Astron DC Supplies

10/18/07, After throughly giving it consideration, I decided to get an additional Astron DC power supply to power my station (VS-70). I had reservations about purchasing another Astron because of a noise/vibration issue I had with an RS-20M which I already own. However, after reading multiple reviews, it seems that this problem is more the exception than the rule, so a new supply has been ordered, and it should be here soon. In regard to the RS-20M, I did find a way to quiet down the supply to a very slight hum, with no vibration. To address this issue, I installed a silicone pad under the transformer, which resolved about 95% of the noise problem.

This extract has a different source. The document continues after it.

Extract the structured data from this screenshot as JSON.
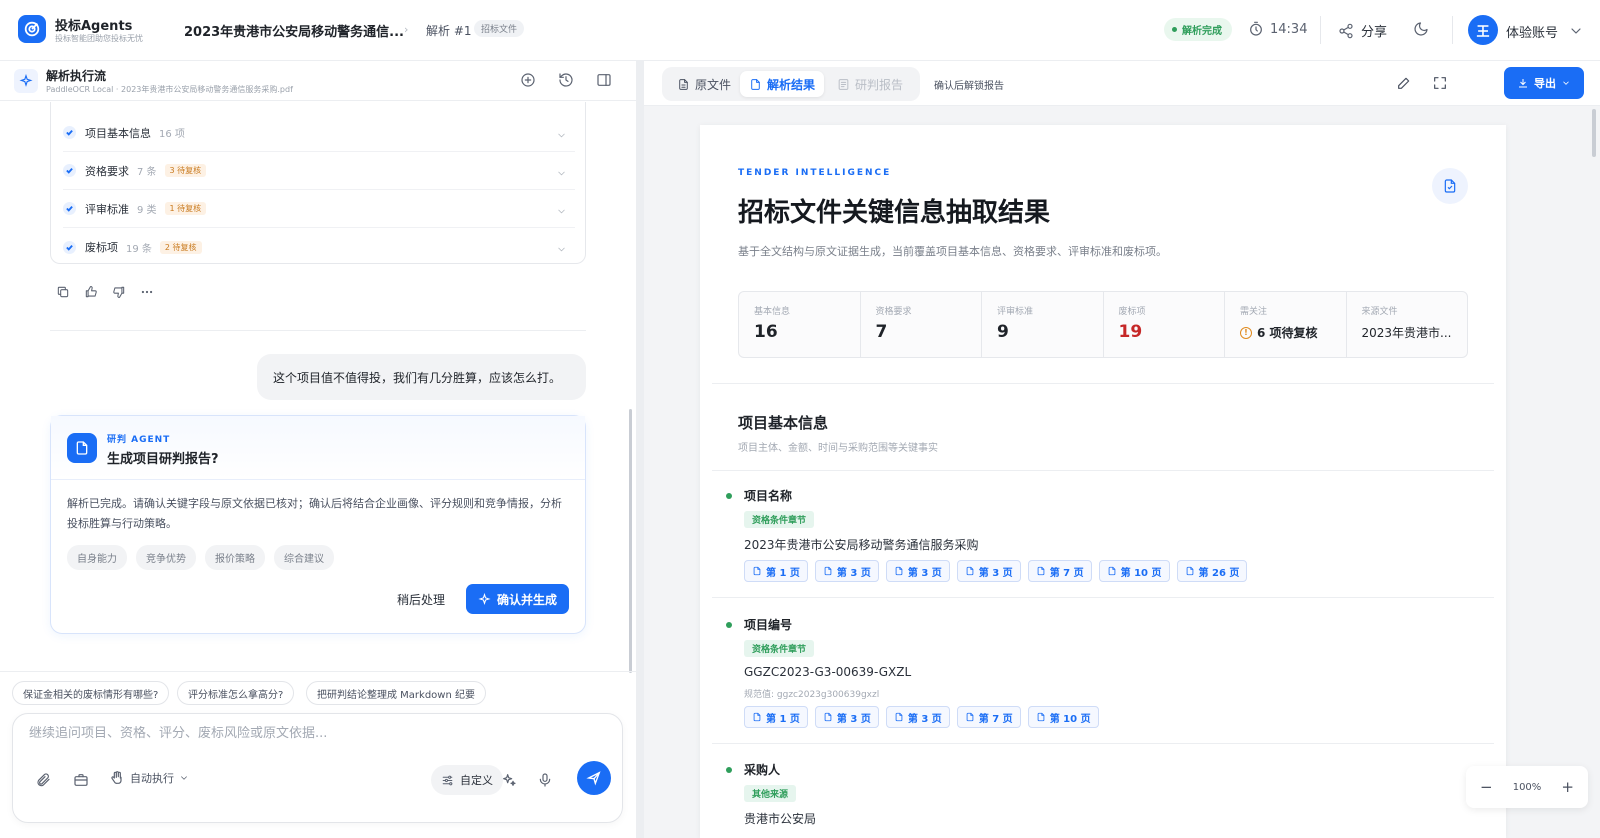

Here is the modification that I performed on my power supply. If you choose to perform this modification, you are doing so at your own risk. For materials you will need a supply of silicone pad material (I purchased mine in the form of silicone pot trivets for hot pots sold at Target), you will also need four #10 X 3/4 inch screws with lock nuts, and one #8 X 3/4 screw with a lock nut, a short length of insulated #14 wire, two ring terminal for the wire, and some masking tape. For tools you will need screwdrivers and nutdrivers for you screw/nut combination, and a drill with drill bits. A vacuum cleaner is also useful for cleaning up metal shavings caused by removing the rivets which secures the transformer to the case. First, unplug the supply from the AC wall socket, turn the main switch on, and short the positive and negative terminals. This will drain any residual charge out of the filter capacitors. Second, remove the screws from the bottom and sides of the case and slide the cover off. Once open, you will see that the transformer is riveted in place with two washers on each rivet, however one actually has three washers, two flat washers and one star washer, don't discard the washers, you will use some of them later. Take the masking tape and temporarily seal the windings on the transformer to prevent metal shavings from getting into the windings. Turn the unit upside down and drill out the rivets from the bottom. Once all the rivets are out, you should have eight small but thick washers that you can pull off of the rivets, and one star washer. Next, measure the transformer and mark the transformer foot print and screw holes on the silicone pad. Cut the silicone pad to the appropriate size. For the screw holes, I used a simple paper hole punch to make the holes in the pad. Once the pad is cut to the right size, slide it under the transformer, lining up the screw holes. Take the excess cut off material from the silicone pad, punch four equally spaced holes about a 3/4 of an inch apart in the material, and cut out four "silicone washers" of equal size. Next, install three screws up from the bottom of the case, through the silicone pad, the transformer frame, a silicone washer, and one of the thick metal washers, then secure each screw with a lock nut. The first installed screws should be the two in the rear and one in the front, closest to the side. Next, locate a convenient hole in the bottom of the case near the remaining transformer hole and drill it out to accept the #8 screw, now make a jumper of wire using the two ring terminals to go from the #8 screw to the remaining transformer mounting hole. Now install the final transformer mounting screw through the case, silicone pad, transformer frame, jumper ring terminal, silicone washer, thick metal washer, then the lock nut. Finally, install the star washer first and then the other end of the jumper onto the number eight screw and secure it with the #8 lock nut. At this point you should check continuity between the transformer frame and the power supply case for ground. Remove the temporary tape from the transformer, vacuum out the unit, and reinstall the case cover. The modified supply should now be much quieter when it is on.

73, Jim AB4D